## Work to be completed:
Every record below is to be repeated exactly, with the pictures left out.

•••••

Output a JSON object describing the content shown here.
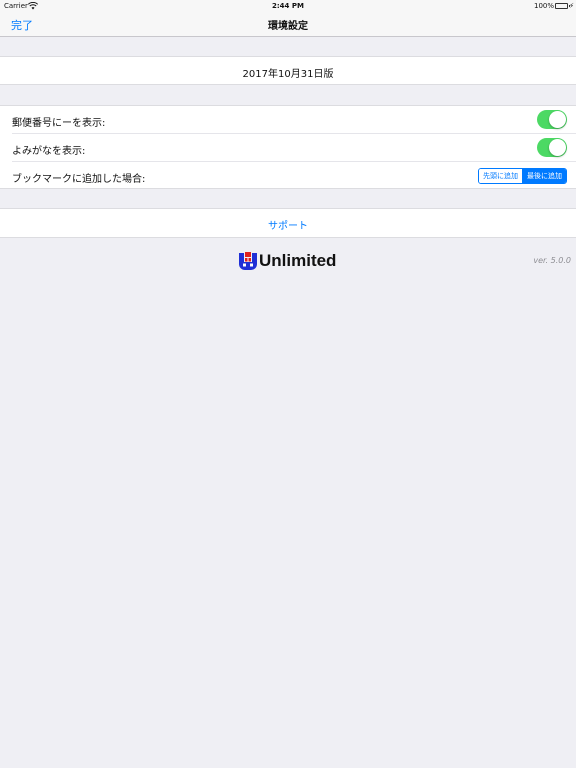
{
  "status_bar": {
    "carrier": "Carrier",
    "time": "2:44 PM",
    "battery_percent": "100%",
    "battery_level": 1.0,
    "charging_glyph": "⚡"
  },
  "nav": {
    "done_label": "完了",
    "title": "環境設定"
  },
  "version_cell": {
    "text": "2017年10月31日版"
  },
  "settings": {
    "rows": [
      {
        "label": "郵便番号にーを表示:",
        "control": "toggle",
        "on": true
      },
      {
        "label": "よみがなを表示:",
        "control": "toggle",
        "on": true
      },
      {
        "label": "ブックマークに追加した場合:",
        "control": "segmented",
        "options": [
          "先頭に追加",
          "最後に追加"
        ],
        "selected_index": 1
      }
    ]
  },
  "support": {
    "label": "サポート"
  },
  "footer": {
    "logo_text": "Unlimited",
    "version": "ver. 5.0.0"
  },
  "colors": {
    "accent": "#007aff",
    "toggle_on": "#4cd964",
    "background": "#efeff4",
    "logo_blue": "#1f2fd6",
    "logo_red": "#e0201e"
  },
  "icons": [
    "wifi-icon",
    "battery-icon",
    "charging-icon",
    "unlimited-logo-icon"
  ]
}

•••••

## Answer space:
Output a JSON object describing the content shown here.
{
  "status_bar": {
    "carrier": "Carrier",
    "time": "2:44 PM",
    "battery_percent": "100%",
    "battery_level": 1.0,
    "charging_glyph": "⚡"
  },
  "nav": {
    "done_label": "完了",
    "title": "環境設定"
  },
  "version_cell": {
    "text": "2017年10月31日版"
  },
  "settings": {
    "rows": [
      {
        "label": "郵便番号にーを表示:",
        "control": "toggle",
        "on": true
      },
      {
        "label": "よみがなを表示:",
        "control": "toggle",
        "on": true
      },
      {
        "label": "ブックマークに追加した場合:",
        "control": "segmented",
        "options": [
          "先頭に追加",
          "最後に追加"
        ],
        "selected_index": 1
      }
    ]
  },
  "support": {
    "label": "サポート"
  },
  "footer": {
    "logo_text": "Unlimited",
    "version": "ver. 5.0.0"
  },
  "colors": {
    "accent": "#007aff",
    "toggle_on": "#4cd964",
    "background": "#efeff4",
    "logo_blue": "#1f2fd6",
    "logo_red": "#e0201e"
  },
  "icons": [
    "wifi-icon",
    "battery-icon",
    "charging-icon",
    "unlimited-logo-icon"
  ]
}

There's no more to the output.